Charles "Tex" Watson, 65, has been denied parole 13 times but will try again during a hearing at Mule Creek State Prison in Ione, in the Sierra foothills 50 miles southeast of Sacramento.
Four relatives of Watson's victims plan to ask that his parole be denied for killing actress Sharon Tate, who was eight months pregnant, and four others at her Beverly Hills home on Aug. 9, 1969. The next night, he helped kill grocery owners Leno and Rosemary LaBianca.
"There's no question these were some of the most horrific crimes in California history in terms of the brutality, the multiple stab wounds, the gunshots, the large number of victims over a two-day period," said Los Angeles County Deputy District Attorney Patrick Sequeira. "For a group of people to just slaughter strangers in hopes of igniting a race war is extremely horrifying."
Watson's attorney, Cheryl Montgomery, did not return repeated telephone messages.
Watson married and divorced in prison and has four children from conjugal visits, but his family did not respond to a request for comment that was left through the website that promotes Watson's prison ministry.

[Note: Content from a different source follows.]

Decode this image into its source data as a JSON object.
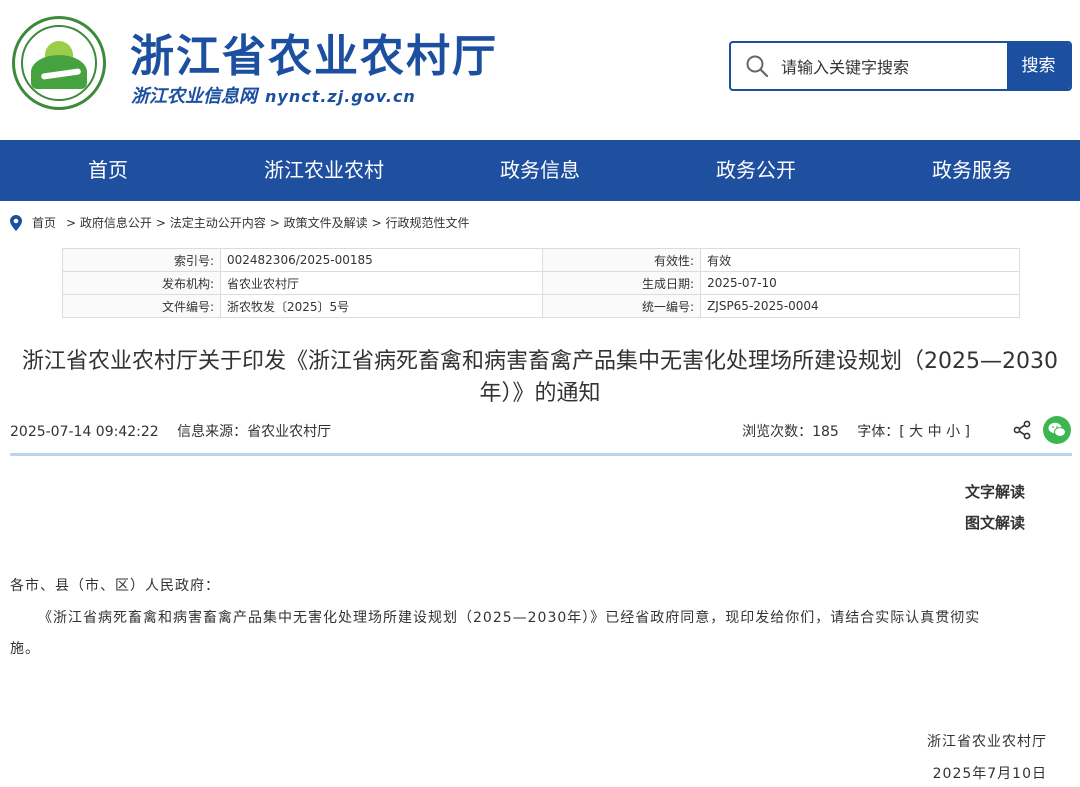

The website says he was raised in Copeville, Texas, north of Dallas, and headed to California in 1967 after dropping out of college. A brief biographical sketch on the site said Watson believed Manson "offered utopia, but in reality, he had a destructive world view, which Charles ended up believing in and acting upon. His participation in the 1969 Manson murders is a part of history that he deeply regrets."
A book he wrote while in prison is titled, "Manson's Right-Hand Man Speaks Out!" In the past, Watson has argued that he is a changed man who has been a model prisoner and no longer is a danger to the public.
He did not attend his last parole hearing in 2006 but was portrayed in a psychiatric evaluation at the time as "a very devout fundamentalist Christian ... a young, naive and gullible man (who) got into drugs and bizarre company without appreciating the deviance of the company he was keeping."
Anthony DiMaria, a nephew of victim Jay Sebring, planned to contest that view of Watson and other Manson disciples.
"They've often been portrayed as these victims of Manson, and they are killers. They're mass murderers," DiMaria said in a telephone interview before the hearing.
He planned to attend the hearing with his mother and sister.
Debra Tate also was expected to speak to the two-member panel of the California Board of Parole Hearings on behalf of her late sister, Sharon, who at the time was married to film director Roman Polanski.
Watson was convicted in a separate trial after Manson and three female followers were found guilty of the seven murders. Their death sentences were commuted to life when the U.S. Supreme Court briefly outlawed the death penalty in 1972.
DiMaria said his mother has considered it her mission to speak out on behalf of her brother.
"I know that our family, myself included, feel no hatred, anger or vengeance toward them. We actually go out of love for the victims, and we also go out of justice. This is calculated, cold-blooded mass murder in which bodies were desecrated," DiMaria said. "We want to bring the memories of the victims into the room as the commissioners deliberate on whether to parole the inmate."